Work to complete: Could you return every record below without changing a word?

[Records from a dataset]
- - - - - - -

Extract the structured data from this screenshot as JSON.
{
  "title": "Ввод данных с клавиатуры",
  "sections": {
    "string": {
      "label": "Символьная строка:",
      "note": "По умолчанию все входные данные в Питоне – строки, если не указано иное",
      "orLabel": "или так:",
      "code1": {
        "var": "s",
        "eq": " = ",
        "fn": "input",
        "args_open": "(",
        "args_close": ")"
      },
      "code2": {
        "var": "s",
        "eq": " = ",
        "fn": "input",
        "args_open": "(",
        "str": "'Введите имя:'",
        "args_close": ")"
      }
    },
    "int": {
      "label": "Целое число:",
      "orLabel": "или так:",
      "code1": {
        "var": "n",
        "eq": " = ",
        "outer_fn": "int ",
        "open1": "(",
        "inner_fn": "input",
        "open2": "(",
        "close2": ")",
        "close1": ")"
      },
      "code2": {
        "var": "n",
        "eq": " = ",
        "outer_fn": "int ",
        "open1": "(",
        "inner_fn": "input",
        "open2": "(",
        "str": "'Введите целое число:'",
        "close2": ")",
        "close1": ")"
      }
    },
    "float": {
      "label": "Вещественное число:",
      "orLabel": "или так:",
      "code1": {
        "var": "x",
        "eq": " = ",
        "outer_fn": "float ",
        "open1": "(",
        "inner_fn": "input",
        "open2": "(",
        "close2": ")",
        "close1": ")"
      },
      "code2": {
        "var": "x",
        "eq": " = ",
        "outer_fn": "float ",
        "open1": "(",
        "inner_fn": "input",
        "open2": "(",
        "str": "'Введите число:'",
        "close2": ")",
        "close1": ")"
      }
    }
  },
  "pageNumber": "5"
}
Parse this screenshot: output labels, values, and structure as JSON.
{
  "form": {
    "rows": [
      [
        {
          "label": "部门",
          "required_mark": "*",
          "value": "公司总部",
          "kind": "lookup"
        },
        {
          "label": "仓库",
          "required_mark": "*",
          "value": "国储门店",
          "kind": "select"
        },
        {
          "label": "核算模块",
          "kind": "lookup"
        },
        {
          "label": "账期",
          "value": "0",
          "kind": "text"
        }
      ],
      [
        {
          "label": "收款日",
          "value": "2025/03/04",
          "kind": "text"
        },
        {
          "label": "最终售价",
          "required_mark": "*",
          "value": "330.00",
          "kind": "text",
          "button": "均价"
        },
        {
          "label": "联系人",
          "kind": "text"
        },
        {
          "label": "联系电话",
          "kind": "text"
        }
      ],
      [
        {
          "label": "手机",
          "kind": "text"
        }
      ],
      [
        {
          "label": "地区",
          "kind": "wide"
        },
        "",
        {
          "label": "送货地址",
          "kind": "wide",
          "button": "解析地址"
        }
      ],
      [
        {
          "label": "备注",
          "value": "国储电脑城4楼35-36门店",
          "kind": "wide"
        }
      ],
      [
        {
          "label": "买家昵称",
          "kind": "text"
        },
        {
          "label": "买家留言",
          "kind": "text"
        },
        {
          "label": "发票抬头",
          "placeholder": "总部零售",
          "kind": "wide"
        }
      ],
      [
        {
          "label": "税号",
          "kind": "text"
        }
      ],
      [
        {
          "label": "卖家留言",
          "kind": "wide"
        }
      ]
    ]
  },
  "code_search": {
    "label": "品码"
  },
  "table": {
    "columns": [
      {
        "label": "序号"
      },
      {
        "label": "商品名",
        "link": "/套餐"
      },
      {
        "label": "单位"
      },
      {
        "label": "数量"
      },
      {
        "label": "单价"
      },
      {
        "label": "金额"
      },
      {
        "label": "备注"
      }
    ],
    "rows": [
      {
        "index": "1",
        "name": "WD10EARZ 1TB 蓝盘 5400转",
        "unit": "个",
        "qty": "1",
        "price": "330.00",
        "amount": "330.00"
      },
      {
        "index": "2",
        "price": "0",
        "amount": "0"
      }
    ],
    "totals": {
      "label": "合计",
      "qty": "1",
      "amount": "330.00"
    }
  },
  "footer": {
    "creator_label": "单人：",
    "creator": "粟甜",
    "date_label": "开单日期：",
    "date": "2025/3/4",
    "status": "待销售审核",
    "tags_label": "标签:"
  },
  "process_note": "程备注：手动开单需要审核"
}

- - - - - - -

Your response:
Extract the structured data from this screenshot as JSON.
{
  "title": "Ввод данных с клавиатуры",
  "sections": {
    "string": {
      "label": "Символьная строка:",
      "note": "По умолчанию все входные данные в Питоне – строки, если не указано иное",
      "orLabel": "или так:",
      "code1": {
        "var": "s",
        "eq": " = ",
        "fn": "input",
        "args_open": "(",
        "args_close": ")"
      },
      "code2": {
        "var": "s",
        "eq": " = ",
        "fn": "input",
        "args_open": "(",
        "str": "'Введите имя:'",
        "args_close": ")"
      }
    },
    "int": {
      "label": "Целое число:",
      "orLabel": "или так:",
      "code1": {
        "var": "n",
        "eq": " = ",
        "outer_fn": "int ",
        "open1": "(",
        "inner_fn": "input",
        "open2": "(",
        "close2": ")",
        "close1": ")"
      },
      "code2": {
        "var": "n",
        "eq": " = ",
        "outer_fn": "int ",
        "open1": "(",
        "inner_fn": "input",
        "open2": "(",
        "str": "'Введите целое число:'",
        "close2": ")",
        "close1": ")"
      }
    },
    "float": {
      "label": "Вещественное число:",
      "orLabel": "или так:",
      "code1": {
        "var": "x",
        "eq": " = ",
        "outer_fn": "float ",
        "open1": "(",
        "inner_fn": "input",
        "open2": "(",
        "close2": ")",
        "close1": ")"
      },
      "code2": {
        "var": "x",
        "eq": " = ",
        "outer_fn": "float ",
        "open1": "(",
        "inner_fn": "input",
        "open2": "(",
        "str": "'Введите число:'",
        "close2": ")",
        "close1": ")"
      }
    }
  },
  "pageNumber": "5"
}
Parse this screenshot: output labels, values, and structure as JSON.
{
  "form": {
    "rows": [
      [
        {
          "label": "部门",
          "required_mark": "*",
          "value": "公司总部",
          "kind": "lookup"
        },
        {
          "label": "仓库",
          "required_mark": "*",
          "value": "国储门店",
          "kind": "select"
        },
        {
          "label": "核算模块",
          "kind": "lookup"
        },
        {
          "label": "账期",
          "value": "0",
          "kind": "text"
        }
      ],
      [
        {
          "label": "收款日",
          "value": "2025/03/04",
          "kind": "text"
        },
        {
          "label": "最终售价",
          "required_mark": "*",
          "value": "330.00",
          "kind": "text",
          "button": "均价"
        },
        {
          "label": "联系人",
          "kind": "text"
        },
        {
          "label": "联系电话",
          "kind": "text"
        }
      ],
      [
        {
          "label": "手机",
          "kind": "text"
        }
      ],
      [
        {
          "label": "地区",
          "kind": "wide"
        },
        "",
        {
          "label": "送货地址",
          "kind": "wide",
          "button": "解析地址"
        }
      ],
      [
        {
          "label": "备注",
          "value": "国储电脑城4楼35-36门店",
          "kind": "wide"
        }
      ],
      [
        {
          "label": "买家昵称",
          "kind": "text"
        },
        {
          "label": "买家留言",
          "kind": "text"
        },
        {
          "label": "发票抬头",
          "placeholder": "总部零售",
          "kind": "wide"
        }
      ],
      [
        {
          "label": "税号",
          "kind": "text"
        }
      ],
      [
        {
          "label": "卖家留言",
          "kind": "wide"
        }
      ]
    ]
  },
  "code_search": {
    "label": "品码"
  },
  "table": {
    "columns": [
      {
        "label": "序号"
      },
      {
        "label": "商品名",
        "link": "/套餐"
      },
      {
        "label": "单位"
      },
      {
        "label": "数量"
      },
      {
        "label": "单价"
      },
      {
        "label": "金额"
      },
      {
        "label": "备注"
      }
    ],
    "rows": [
      {
        "index": "1",
        "name": "WD10EARZ 1TB 蓝盘 5400转",
        "unit": "个",
        "qty": "1",
        "price": "330.00",
        "amount": "330.00"
      },
      {
        "index": "2",
        "price": "0",
        "amount": "0"
      }
    ],
    "totals": {
      "label": "合计",
      "qty": "1",
      "amount": "330.00"
    }
  },
  "footer": {
    "creator_label": "单人：",
    "creator": "粟甜",
    "date_label": "开单日期：",
    "date": "2025/3/4",
    "status": "待销售审核",
    "tags_label": "标签:"
  },
  "process_note": "程备注：手动开单需要审核"
}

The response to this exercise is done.